A sportsbook is a place where people can make bets on sporting events. These bets are called proposition (or prop) bets and they can be made on things like the winning team or the total score of a game. A good sportsbook will offer a variety of different bets and will also keep detailed records of each wager. These records are used to verify winning bets and pay out the appropriate winnings.
A major consideration when choosing a sportsbook is what kind of payment methods are available. Most online sportsbooks accept a variety of common banking methods including credit or debit cards, eChecks and popular transfer services like PayPal. The process of depositing money into a sportsbook is generally straightforward and only requires a few steps. Similarly, many online sportsbooks allow customers to withdraw their winnings quickly and easily.

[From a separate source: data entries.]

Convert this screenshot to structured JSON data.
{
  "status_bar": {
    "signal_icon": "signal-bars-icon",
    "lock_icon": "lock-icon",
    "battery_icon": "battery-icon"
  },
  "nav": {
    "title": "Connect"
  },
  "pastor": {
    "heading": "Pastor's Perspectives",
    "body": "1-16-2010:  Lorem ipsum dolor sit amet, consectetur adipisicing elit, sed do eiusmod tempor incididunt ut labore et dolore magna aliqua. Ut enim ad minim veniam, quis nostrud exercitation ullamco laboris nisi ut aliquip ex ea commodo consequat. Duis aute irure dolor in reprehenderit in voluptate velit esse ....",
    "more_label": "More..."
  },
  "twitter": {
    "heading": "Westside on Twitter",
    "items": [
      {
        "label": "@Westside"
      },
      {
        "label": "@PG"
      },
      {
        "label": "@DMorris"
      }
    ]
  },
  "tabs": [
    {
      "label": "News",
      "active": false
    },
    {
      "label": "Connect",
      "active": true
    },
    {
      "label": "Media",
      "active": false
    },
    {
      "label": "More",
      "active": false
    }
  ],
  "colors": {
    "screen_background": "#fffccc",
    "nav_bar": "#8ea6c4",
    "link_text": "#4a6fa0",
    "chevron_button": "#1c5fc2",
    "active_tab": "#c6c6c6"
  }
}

The first step in finding a good sportsbook is to do some quick research. This includes reading independent/unbiased reviews, investigating what is being offered in the betting menu and checking out the types of bets a customer can place. Most online sportsbooks accept bets on all major sports (American football, baseball, basketball, hockey, golf and tennis) but some may only have a few options for secondary events.
In addition, a sportsbook needs to be legal in the area where it is operating. It should also have high levels of security and a reputation for treating its customers fairly. A trustworthy sportsbook should have secure deposits and withdrawals, and should always pay out winning bets promptly.
Another important factor to consider is how a sportsbook makes its money. Most bookmakers make their profits by charging a commission on losing bets, known as juice or vigorish. This commission is often 10% or more, and it is added to the odds for each bet. The remaining amount is then paid to the punters who win bets.
Sportsbooks are businesses, and they need to attract bettors in order to stay in business. That is why they advertise on TV and in newspapers. However, it is important to know that some states have regulations regarding the ads that are run. Colorado, for example, requires that any ads that promote a sportsbook must have clear and accurate terms of service. It also prohibits ads that suggest a risk-free bet.
Aside from advertising, another way that a sportsbook makes money is by offering special promotions and bonuses to their bettors. These are often in the form of free bets or cashback offers. They are intended to lure new bettors and keep existing ones from leaving. However, some state attorney generals are concerned that these promotions might lead to underage gambling.
In the United States, sportsbooks have become increasingly popular since the 2018 Supreme Court decision that allowed states to legalize them. In fact, there are now more than 20 states where it is legal to place a bet on a sports event. Despite their popularity, it is important to remember that they are not all created equal.